Newcomers to Saskatchewan were also drawn by the night sky. Inspired by the impending return of Halley’s Comet in 1910, a group of Regina amateur astronomers formed the Saskatchewan Astronomical Society. In 1913, an observatory, the first of its kind in Western Canada, was built on the roof of Regina Collegiate, later called Central Collegiate. It was Regina’s first high school, and operated from 1908 to 1985.

The observatory excluded light from outside sources and provided a wind-free environment. The domed roof was light, easy to turn and its height accommodated a long telescope. The building was unheated because air turbulence affected the image. Red lights were used inside because red light does not affect the human eye’s adaptation to the dark.

The Society was active for a numbers of years until the First World War when membership declined. Maintenance of the observatory was neglected, and in 1938 it was removed from the Collegiate’s roof and sold. After the Second World War, the Society revived again, eventually as the Royal Astronomical Society of Canada, Regina Centre. The Society regained ownership of the observatory in 1983 and in 1989 it was moved to the Moose Jaw Western Development Museum.
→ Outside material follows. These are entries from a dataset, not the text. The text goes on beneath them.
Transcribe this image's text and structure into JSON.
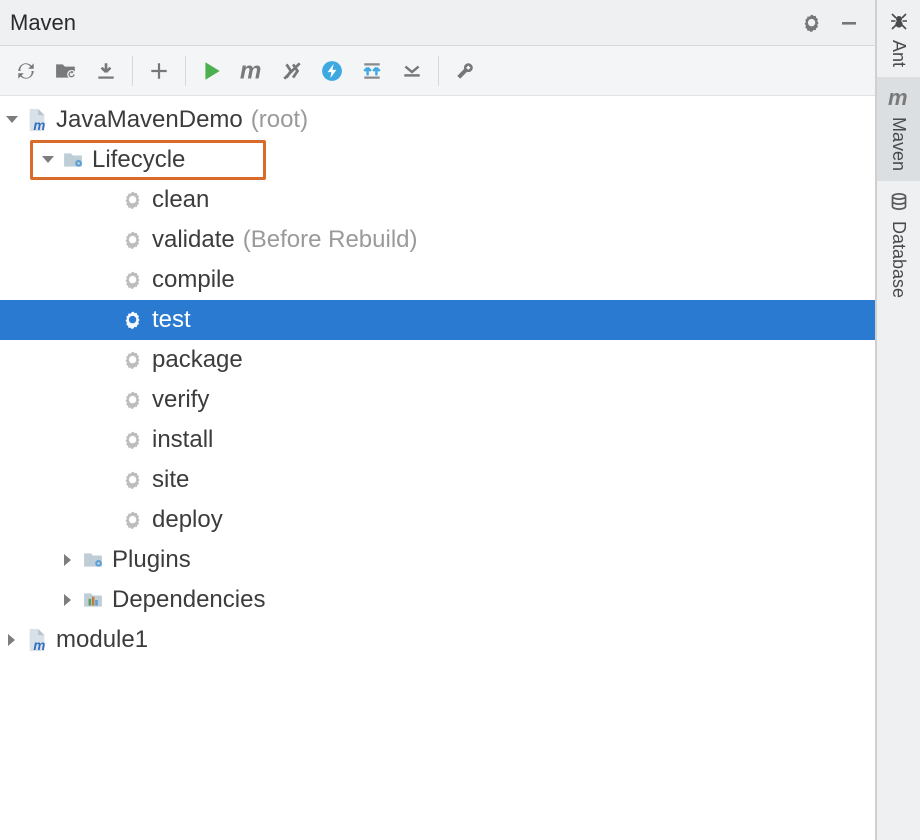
{
  "titlebar": {
    "title": "Maven"
  },
  "tree": {
    "project": {
      "name": "JavaMavenDemo",
      "suffix": "(root)"
    },
    "lifecycle_label": "Lifecycle",
    "lifecycle": [
      {
        "name": "clean",
        "hint": ""
      },
      {
        "name": "validate",
        "hint": "(Before Rebuild)"
      },
      {
        "name": "compile",
        "hint": ""
      },
      {
        "name": "test",
        "hint": "",
        "selected": true
      },
      {
        "name": "package",
        "hint": ""
      },
      {
        "name": "verify",
        "hint": ""
      },
      {
        "name": "install",
        "hint": ""
      },
      {
        "name": "site",
        "hint": ""
      },
      {
        "name": "deploy",
        "hint": ""
      }
    ],
    "plugins_label": "Plugins",
    "dependencies_label": "Dependencies",
    "module2": "module1"
  },
  "side": {
    "ant": "Ant",
    "maven": "Maven",
    "database": "Database"
  }
}
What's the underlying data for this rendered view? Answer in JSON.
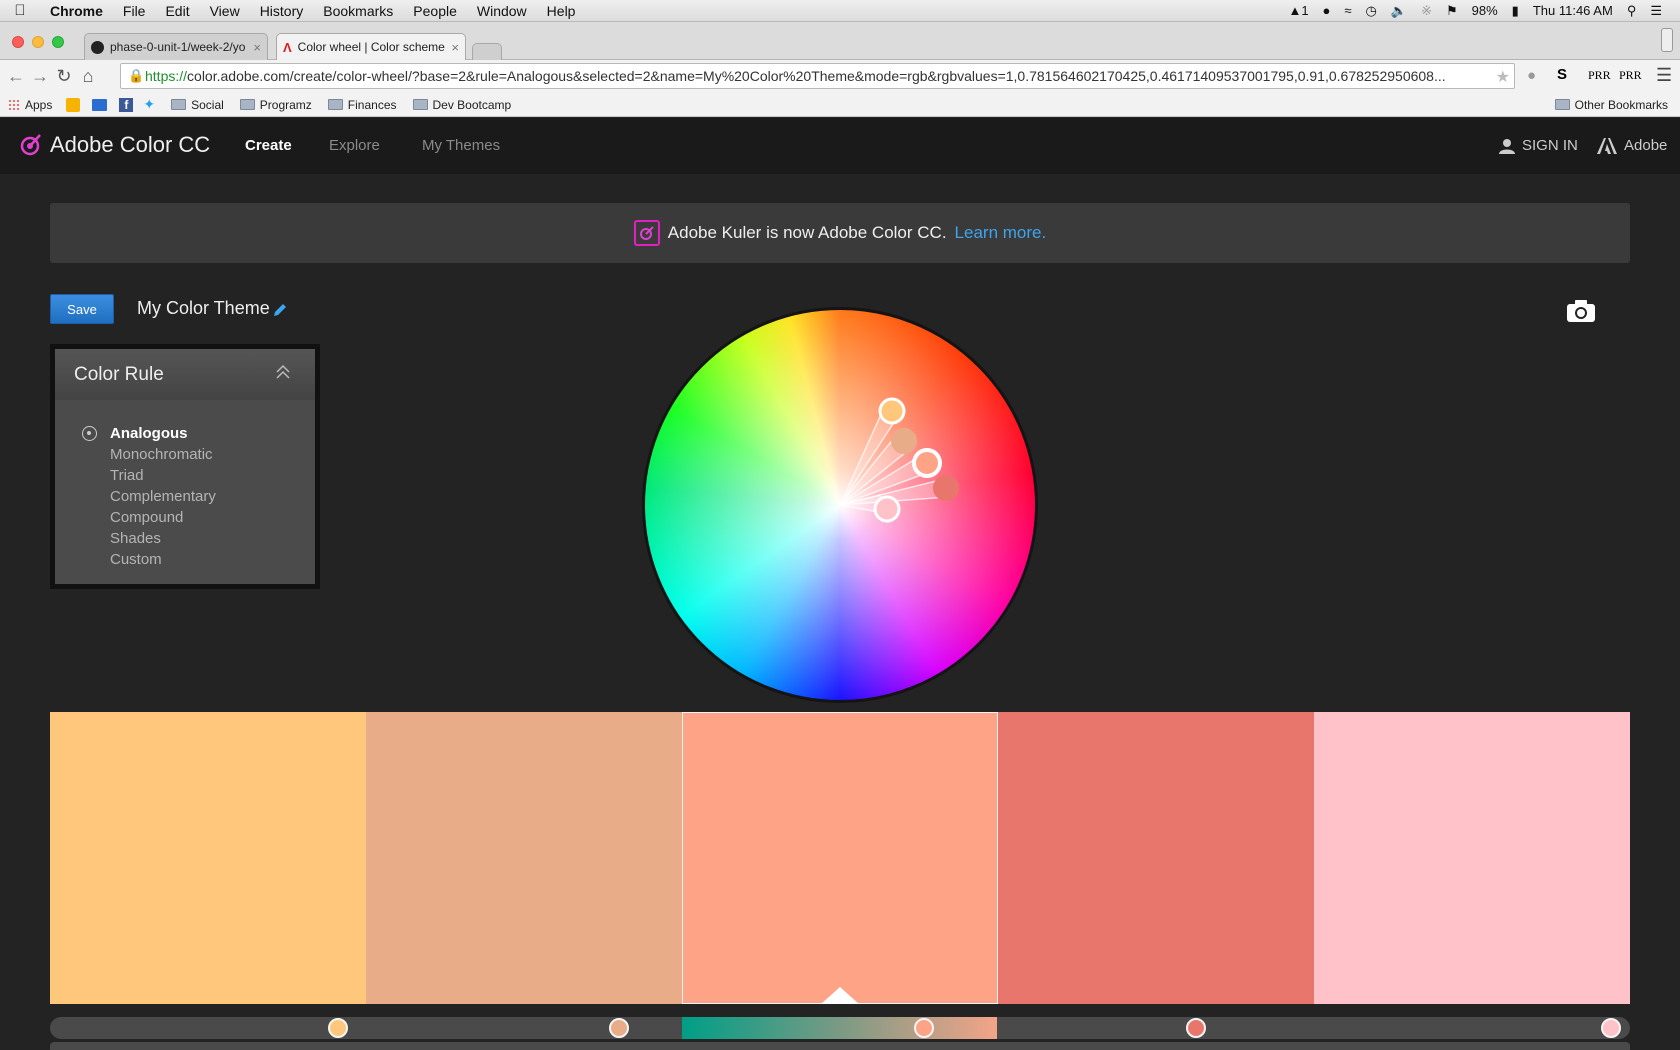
{
  "menubar": {
    "app": "Chrome",
    "items": [
      "File",
      "Edit",
      "View",
      "History",
      "Bookmarks",
      "People",
      "Window",
      "Help"
    ],
    "status_a": "1",
    "battery": "98%",
    "clock": "Thu 11:46 AM"
  },
  "tabs": [
    {
      "label": "phase-0-unit-1/week-2/yo",
      "active": false
    },
    {
      "label": "Color wheel | Color scheme",
      "active": true
    }
  ],
  "address": {
    "scheme": "https://",
    "rest": "color.adobe.com/create/color-wheel/?base=2&rule=Analogous&selected=2&name=My%20Color%20Theme&mode=rgb&rgbvalues=1,0.781564602170425,0.46171409537001795,0.91,0.678252950608..."
  },
  "extensions": {
    "a": "PRR",
    "b": "PRR"
  },
  "bookmarks": {
    "apps": "Apps",
    "folders": [
      "Social",
      "Programz",
      "Finances",
      "Dev Bootcamp"
    ],
    "other": "Other Bookmarks"
  },
  "header": {
    "brand": "Adobe Color CC",
    "nav": [
      "Create",
      "Explore",
      "My Themes"
    ],
    "active_nav": "Create",
    "sign_in": "SIGN IN",
    "adobe": "Adobe"
  },
  "banner": {
    "text": "Adobe Kuler is now Adobe Color CC.",
    "link": "Learn more."
  },
  "toolbar": {
    "save_label": "Save",
    "theme_name": "My Color Theme"
  },
  "color_rule": {
    "title": "Color Rule",
    "options": [
      "Analogous",
      "Monochromatic",
      "Triad",
      "Complementary",
      "Compound",
      "Shades",
      "Custom"
    ],
    "selected": "Analogous"
  },
  "theme": {
    "selected_index": 2,
    "swatches": [
      "#ffc77b",
      "#e8ac88",
      "#ffa386",
      "#e8766c",
      "#ffc2c9"
    ]
  },
  "sliders": {
    "knob_values": [
      0.182,
      0.36,
      0.553,
      0.725,
      0.988
    ]
  }
}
Today there are six observatories in Saskatchewan: Davin Observatory at east of Regina; Kalium Observatory at the Saskatchewan Science Centre in Regina; Sleaford Observatory east of Saskatoon near Meacham; University of Regina Observatory in Regina; University of Saskatchewan Observatory in Saskatoon; Wilkinson Memorial Observatory near Eastend. In 2012, a seventh observatory is scheduled to open in Cypress Hills Interprovincial Park.

Is stargazing for you? On a summer evening, spread out a blanket in the backyard, lie down and look skyward. On a cold winter’s night, bundle up and let the darkness embrace you. Search the night sky for planets and constellations, meteor showers or the moon, northern lights and falling stars. Search for your connection to the vast universe.

Dark Sky preserves and reserves are places around the world where people can enjoy the night sky devoid of the effects of light pollution. In Canada, Dark Sky preserves are often found in national and provincial parks, located far from urban light pollution. In Saskatchewan, Cypress Hills Inter-Provincial Park and Grasslands National Park are both Dark Sky preserves. When it was created in 2009, the Grasslands Preserve became the largest in the world. You can join stargazers at the Saskatchewan Summer Star Party held each August in the Cypress Hills Park.

Wrapped in a ribbon of Milky Way stars, the night sky begs to be admired. Humankind has long searched the night sky for guideposts to navigate waterways, to survey the landscape, to mark the passage of time, and to study the physical nature of the celestial bodies they have observed. Astronomy, the study of the universe, is age-old.